Instructions to follow:
What you need to produce is the complete listing, repeated exactly.
======== Information shown ========
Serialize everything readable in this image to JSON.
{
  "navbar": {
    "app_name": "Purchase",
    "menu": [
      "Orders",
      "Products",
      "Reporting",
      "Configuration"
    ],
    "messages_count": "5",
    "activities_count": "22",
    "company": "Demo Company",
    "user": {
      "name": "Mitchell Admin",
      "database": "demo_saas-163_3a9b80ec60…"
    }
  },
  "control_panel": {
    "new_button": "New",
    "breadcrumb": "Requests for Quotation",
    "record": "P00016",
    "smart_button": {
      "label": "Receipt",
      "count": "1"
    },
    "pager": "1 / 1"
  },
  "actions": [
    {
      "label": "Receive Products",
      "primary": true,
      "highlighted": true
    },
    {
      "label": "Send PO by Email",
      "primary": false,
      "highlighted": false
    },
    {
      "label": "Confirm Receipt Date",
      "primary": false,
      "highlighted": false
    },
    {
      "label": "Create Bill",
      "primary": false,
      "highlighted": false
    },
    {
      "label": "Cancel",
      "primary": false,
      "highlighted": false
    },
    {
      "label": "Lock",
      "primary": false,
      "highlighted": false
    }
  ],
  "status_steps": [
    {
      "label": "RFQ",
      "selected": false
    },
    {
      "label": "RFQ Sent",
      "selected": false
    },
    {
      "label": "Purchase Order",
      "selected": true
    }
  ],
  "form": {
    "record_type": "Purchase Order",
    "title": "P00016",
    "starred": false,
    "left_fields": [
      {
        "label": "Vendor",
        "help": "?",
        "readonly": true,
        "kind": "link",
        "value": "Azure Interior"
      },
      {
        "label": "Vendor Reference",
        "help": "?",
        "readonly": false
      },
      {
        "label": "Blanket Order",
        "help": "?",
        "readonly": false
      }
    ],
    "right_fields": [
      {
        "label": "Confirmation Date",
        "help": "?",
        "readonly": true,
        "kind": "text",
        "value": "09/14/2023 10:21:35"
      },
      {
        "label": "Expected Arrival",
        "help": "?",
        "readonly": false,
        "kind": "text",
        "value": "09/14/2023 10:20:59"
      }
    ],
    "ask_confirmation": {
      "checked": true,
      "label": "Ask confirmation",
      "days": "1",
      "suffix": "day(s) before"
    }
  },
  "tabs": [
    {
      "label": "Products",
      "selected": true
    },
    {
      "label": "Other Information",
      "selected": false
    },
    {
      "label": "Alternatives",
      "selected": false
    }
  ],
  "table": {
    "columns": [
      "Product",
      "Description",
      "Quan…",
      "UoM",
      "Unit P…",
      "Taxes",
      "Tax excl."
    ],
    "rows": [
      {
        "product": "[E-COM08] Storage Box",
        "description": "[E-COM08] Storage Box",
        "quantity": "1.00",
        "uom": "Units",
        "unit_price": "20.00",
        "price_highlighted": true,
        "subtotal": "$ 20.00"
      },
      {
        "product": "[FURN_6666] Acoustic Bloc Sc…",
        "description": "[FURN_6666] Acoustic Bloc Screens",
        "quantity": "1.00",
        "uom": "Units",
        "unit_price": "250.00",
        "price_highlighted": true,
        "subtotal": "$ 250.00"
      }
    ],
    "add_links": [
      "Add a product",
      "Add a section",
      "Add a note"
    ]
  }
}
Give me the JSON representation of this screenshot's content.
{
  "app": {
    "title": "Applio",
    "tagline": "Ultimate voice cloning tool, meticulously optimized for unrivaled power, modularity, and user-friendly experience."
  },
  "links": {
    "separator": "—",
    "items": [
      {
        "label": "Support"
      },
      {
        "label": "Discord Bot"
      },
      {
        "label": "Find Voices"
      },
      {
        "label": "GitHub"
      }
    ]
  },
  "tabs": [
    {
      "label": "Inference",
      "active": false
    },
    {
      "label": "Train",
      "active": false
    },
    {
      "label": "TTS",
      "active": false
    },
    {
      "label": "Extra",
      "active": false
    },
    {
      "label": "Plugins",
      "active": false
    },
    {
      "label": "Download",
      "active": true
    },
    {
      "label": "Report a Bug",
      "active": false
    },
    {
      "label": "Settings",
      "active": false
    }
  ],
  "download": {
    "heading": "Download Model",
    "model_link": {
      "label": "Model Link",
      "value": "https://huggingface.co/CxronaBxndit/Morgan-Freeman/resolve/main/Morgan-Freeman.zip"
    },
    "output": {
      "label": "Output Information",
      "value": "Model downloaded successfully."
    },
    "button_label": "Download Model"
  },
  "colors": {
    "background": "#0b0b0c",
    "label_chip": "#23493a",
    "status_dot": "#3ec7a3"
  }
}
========
Exercise output:
Serialize everything readable in this image to JSON.
{
  "navbar": {
    "app_name": "Purchase",
    "menu": [
      "Orders",
      "Products",
      "Reporting",
      "Configuration"
    ],
    "messages_count": "5",
    "activities_count": "22",
    "company": "Demo Company",
    "user": {
      "name": "Mitchell Admin",
      "database": "demo_saas-163_3a9b80ec60…"
    }
  },
  "control_panel": {
    "new_button": "New",
    "breadcrumb": "Requests for Quotation",
    "record": "P00016",
    "smart_button": {
      "label": "Receipt",
      "count": "1"
    },
    "pager": "1 / 1"
  },
  "actions": [
    {
      "label": "Receive Products",
      "primary": true,
      "highlighted": true
    },
    {
      "label": "Send PO by Email",
      "primary": false,
      "highlighted": false
    },
    {
      "label": "Confirm Receipt Date",
      "primary": false,
      "highlighted": false
    },
    {
      "label": "Create Bill",
      "primary": false,
      "highlighted": false
    },
    {
      "label": "Cancel",
      "primary": false,
      "highlighted": false
    },
    {
      "label": "Lock",
      "primary": false,
      "highlighted": false
    }
  ],
  "status_steps": [
    {
      "label": "RFQ",
      "selected": false
    },
    {
      "label": "RFQ Sent",
      "selected": false
    },
    {
      "label": "Purchase Order",
      "selected": true
    }
  ],
  "form": {
    "record_type": "Purchase Order",
    "title": "P00016",
    "starred": false,
    "left_fields": [
      {
        "label": "Vendor",
        "help": "?",
        "readonly": true,
        "kind": "link",
        "value": "Azure Interior"
      },
      {
        "label": "Vendor Reference",
        "help": "?",
        "readonly": false
      },
      {
        "label": "Blanket Order",
        "help": "?",
        "readonly": false
      }
    ],
    "right_fields": [
      {
        "label": "Confirmation Date",
        "help": "?",
        "readonly": true,
        "kind": "text",
        "value": "09/14/2023 10:21:35"
      },
      {
        "label": "Expected Arrival",
        "help": "?",
        "readonly": false,
        "kind": "text",
        "value": "09/14/2023 10:20:59"
      }
    ],
    "ask_confirmation": {
      "checked": true,
      "label": "Ask confirmation",
      "days": "1",
      "suffix": "day(s) before"
    }
  },
  "tabs": [
    {
      "label": "Products",
      "selected": true
    },
    {
      "label": "Other Information",
      "selected": false
    },
    {
      "label": "Alternatives",
      "selected": false
    }
  ],
  "table": {
    "columns": [
      "Product",
      "Description",
      "Quan…",
      "UoM",
      "Unit P…",
      "Taxes",
      "Tax excl."
    ],
    "rows": [
      {
        "product": "[E-COM08] Storage Box",
        "description": "[E-COM08] Storage Box",
        "quantity": "1.00",
        "uom": "Units",
        "unit_price": "20.00",
        "price_highlighted": true,
        "subtotal": "$ 20.00"
      },
      {
        "product": "[FURN_6666] Acoustic Bloc Sc…",
        "description": "[FURN_6666] Acoustic Bloc Screens",
        "quantity": "1.00",
        "uom": "Units",
        "unit_price": "250.00",
        "price_highlighted": true,
        "subtotal": "$ 250.00"
      }
    ],
    "add_links": [
      "Add a product",
      "Add a section",
      "Add a note"
    ]
  }
}
Give me the JSON representation of this screenshot's content.
{
  "app": {
    "title": "Applio",
    "tagline": "Ultimate voice cloning tool, meticulously optimized for unrivaled power, modularity, and user-friendly experience."
  },
  "links": {
    "separator": "—",
    "items": [
      {
        "label": "Support"
      },
      {
        "label": "Discord Bot"
      },
      {
        "label": "Find Voices"
      },
      {
        "label": "GitHub"
      }
    ]
  },
  "tabs": [
    {
      "label": "Inference",
      "active": false
    },
    {
      "label": "Train",
      "active": false
    },
    {
      "label": "TTS",
      "active": false
    },
    {
      "label": "Extra",
      "active": false
    },
    {
      "label": "Plugins",
      "active": false
    },
    {
      "label": "Download",
      "active": true
    },
    {
      "label": "Report a Bug",
      "active": false
    },
    {
      "label": "Settings",
      "active": false
    }
  ],
  "download": {
    "heading": "Download Model",
    "model_link": {
      "label": "Model Link",
      "value": "https://huggingface.co/CxronaBxndit/Morgan-Freeman/resolve/main/Morgan-Freeman.zip"
    },
    "output": {
      "label": "Output Information",
      "value": "Model downloaded successfully."
    },
    "button_label": "Download Model"
  },
  "colors": {
    "background": "#0b0b0c",
    "label_chip": "#23493a",
    "status_dot": "#3ec7a3"
  }
}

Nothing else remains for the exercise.